Home from Anime Boston and breathing a sigh of relief that my panels went off mostly successfully I found myself reflecting on why I do panels at Anime conventions. There are a few emotions that I had over the weekend that I’m struggling to compress before moving forward.
I enjoy doing panels but doing the same panels over and over again does start to lower the satisfaction of giving it. This was the second time doing my “When Hentai Goes Bad” panel and I presented it to a packed room of about 500 people. It was thrilling, but even though the room was bigger I didn’t get the same feeling I did when I did it the first time. My heavily modified “When Moe goes Bad” turned out to be my most satisfying panel to give because I just put a lot of work into it right before this convention.
That’s probably most of the problem. The heavy amount of work I put into “When Hentai Goes Bad” before I ran it the first time last summer probably made giving it all the more satisfying. My preparation for giving it last weekend at Anime Boston was cutting some clips and running through the notes. So ultimately I think I will always find giving new panels, or completely reworking panels, to be the most satisfying part of the work: Releasing something I worked hard on to a live audience. But at the same time I wonder how I can get that satisfaction more often. I’ve considering making more YouTube videos, going back to writing regularly, and getting out and taking more photos as key creative outlets. But I don’t do any of them enough. I want to chase the high I feel when giving a brand new panel. I just need to create more things more often.
I will continue to give panels at conventions because of the creative satisfaction it gives me to create a presentation and then immediately get a live reaction. But I need to think of new ways to channel that desire and to create more often. After all, just doing two or three conventions a year is far from enough.
Some advice I can offer to new panelists or people wanting to start:
Nothing is Ever Perfect
What prevents me from blogging a lot is that I keep going over a piece that I’ve written until I’m satisfied. This forces me into a kind of paralysis and delays posting completed works for weeks at a time.

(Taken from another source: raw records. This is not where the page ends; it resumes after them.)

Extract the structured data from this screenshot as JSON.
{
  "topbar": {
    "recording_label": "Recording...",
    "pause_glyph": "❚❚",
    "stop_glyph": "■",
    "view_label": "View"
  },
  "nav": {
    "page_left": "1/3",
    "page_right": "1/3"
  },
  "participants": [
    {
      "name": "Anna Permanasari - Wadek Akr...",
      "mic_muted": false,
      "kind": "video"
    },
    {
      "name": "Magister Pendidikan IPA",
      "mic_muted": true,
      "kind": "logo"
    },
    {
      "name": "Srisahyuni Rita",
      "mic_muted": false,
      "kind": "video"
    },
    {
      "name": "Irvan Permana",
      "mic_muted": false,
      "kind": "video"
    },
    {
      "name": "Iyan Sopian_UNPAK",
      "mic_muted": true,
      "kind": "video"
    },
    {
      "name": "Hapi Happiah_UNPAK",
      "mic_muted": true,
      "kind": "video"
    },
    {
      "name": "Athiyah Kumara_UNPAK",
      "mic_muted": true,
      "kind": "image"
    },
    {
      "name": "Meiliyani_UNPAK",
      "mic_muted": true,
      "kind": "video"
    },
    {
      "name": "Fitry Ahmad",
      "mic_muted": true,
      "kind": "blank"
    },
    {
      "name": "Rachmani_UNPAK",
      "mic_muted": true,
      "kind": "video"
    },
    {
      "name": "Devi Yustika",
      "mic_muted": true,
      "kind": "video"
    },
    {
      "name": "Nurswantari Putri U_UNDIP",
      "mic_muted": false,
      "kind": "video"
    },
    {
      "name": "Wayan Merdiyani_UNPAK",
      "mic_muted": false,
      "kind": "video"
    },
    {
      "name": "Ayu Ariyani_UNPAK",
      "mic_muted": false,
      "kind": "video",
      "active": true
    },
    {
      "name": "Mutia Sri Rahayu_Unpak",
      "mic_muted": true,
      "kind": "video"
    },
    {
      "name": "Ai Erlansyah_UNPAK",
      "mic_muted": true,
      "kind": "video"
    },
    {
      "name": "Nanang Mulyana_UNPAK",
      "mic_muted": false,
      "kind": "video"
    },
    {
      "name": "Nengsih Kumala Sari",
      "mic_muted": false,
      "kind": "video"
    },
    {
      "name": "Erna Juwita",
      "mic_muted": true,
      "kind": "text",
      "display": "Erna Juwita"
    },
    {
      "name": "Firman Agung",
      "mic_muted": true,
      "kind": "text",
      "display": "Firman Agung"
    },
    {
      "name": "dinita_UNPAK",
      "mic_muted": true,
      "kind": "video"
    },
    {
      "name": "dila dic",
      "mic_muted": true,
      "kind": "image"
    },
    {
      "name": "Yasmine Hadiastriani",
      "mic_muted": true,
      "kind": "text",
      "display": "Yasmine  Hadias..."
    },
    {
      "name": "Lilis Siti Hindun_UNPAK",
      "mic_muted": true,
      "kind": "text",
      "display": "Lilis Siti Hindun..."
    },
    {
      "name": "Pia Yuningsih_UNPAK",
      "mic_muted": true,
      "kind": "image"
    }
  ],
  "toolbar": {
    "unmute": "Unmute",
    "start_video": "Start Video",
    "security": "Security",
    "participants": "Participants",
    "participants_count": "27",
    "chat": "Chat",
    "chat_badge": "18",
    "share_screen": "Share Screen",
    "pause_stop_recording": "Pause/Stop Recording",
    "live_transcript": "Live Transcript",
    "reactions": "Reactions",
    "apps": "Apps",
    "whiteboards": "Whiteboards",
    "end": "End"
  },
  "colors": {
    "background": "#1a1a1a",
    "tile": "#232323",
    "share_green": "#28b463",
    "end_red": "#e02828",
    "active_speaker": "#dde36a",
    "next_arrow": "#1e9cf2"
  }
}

This isn’t limited to writing either. I find myself doing it with videos and photos that I finish editing, then let sit without doing anything with because something in me wants to keep working on it. I’ve forced myself to post things more often and to quiet that voice, but sometimes it’s overwhelming.
The thing about panels is that there is a hard deadline: The day of the event. And the act of presenting the panel is an act of creation in the moment. Once a sentence leave your mouth, it’s delivered to the audience and can never be taken back and re-edited. As a creator it’s a refreshing exercise.
That doesn’t prevent me from analyzing the situation afterwards which can still create anxiety. But the creative piece is done.
Panels require constant revision
Some of the panels I have in my roster I have given six or more times now. At this point those panels are starting to feel dated and in need or retirement or a complete refreshment. When lecturing with older panels I always wonder what the audience thinks if a piece of information is out of date or if I’m talking about a show that’s now a few years old.
Having stepped back form anime in the last few years I struggle with that feeling that I’m an outsider at times at anime conventions, surrounded by shows I’ve never even heard of. Talking about shows for five years ago to a room full of people who definitely spend more of their free time on anime than I do now is a problem.
So I’ve come to the point that I have this roster of panels that I feel like need a lot of work before I can present them again. My panel “When Moe Goes Bad” did get a pretty big revision before Anime Boston but still contains references to shows that modern anime convention audiences will think are old.
I know a few years might not seem like a long time. But anime culture has a fast turn over. So the 80% of people going to Anime Boston 2017 will be completely different by Anime Boston 2021 and so will their taste.
Educate AND Entertain
This is one I struggle with the most. Even my Hentai Panel has a history component to it, and I know that a few people waiting to see boobs walked out during that part. The secret is to make the educational part exciting, try to tie the information that you want to impart as closely as possible with the thing people actually came to see.
So one major revision to my Hentai panel, for example, is going to be opening with the clips quicker, then going into history afterwards before following up with more clips. I still want the audience to leave with learning something, but I think I need to show something that will keep them around sooner rather than having the lecture part completely up front.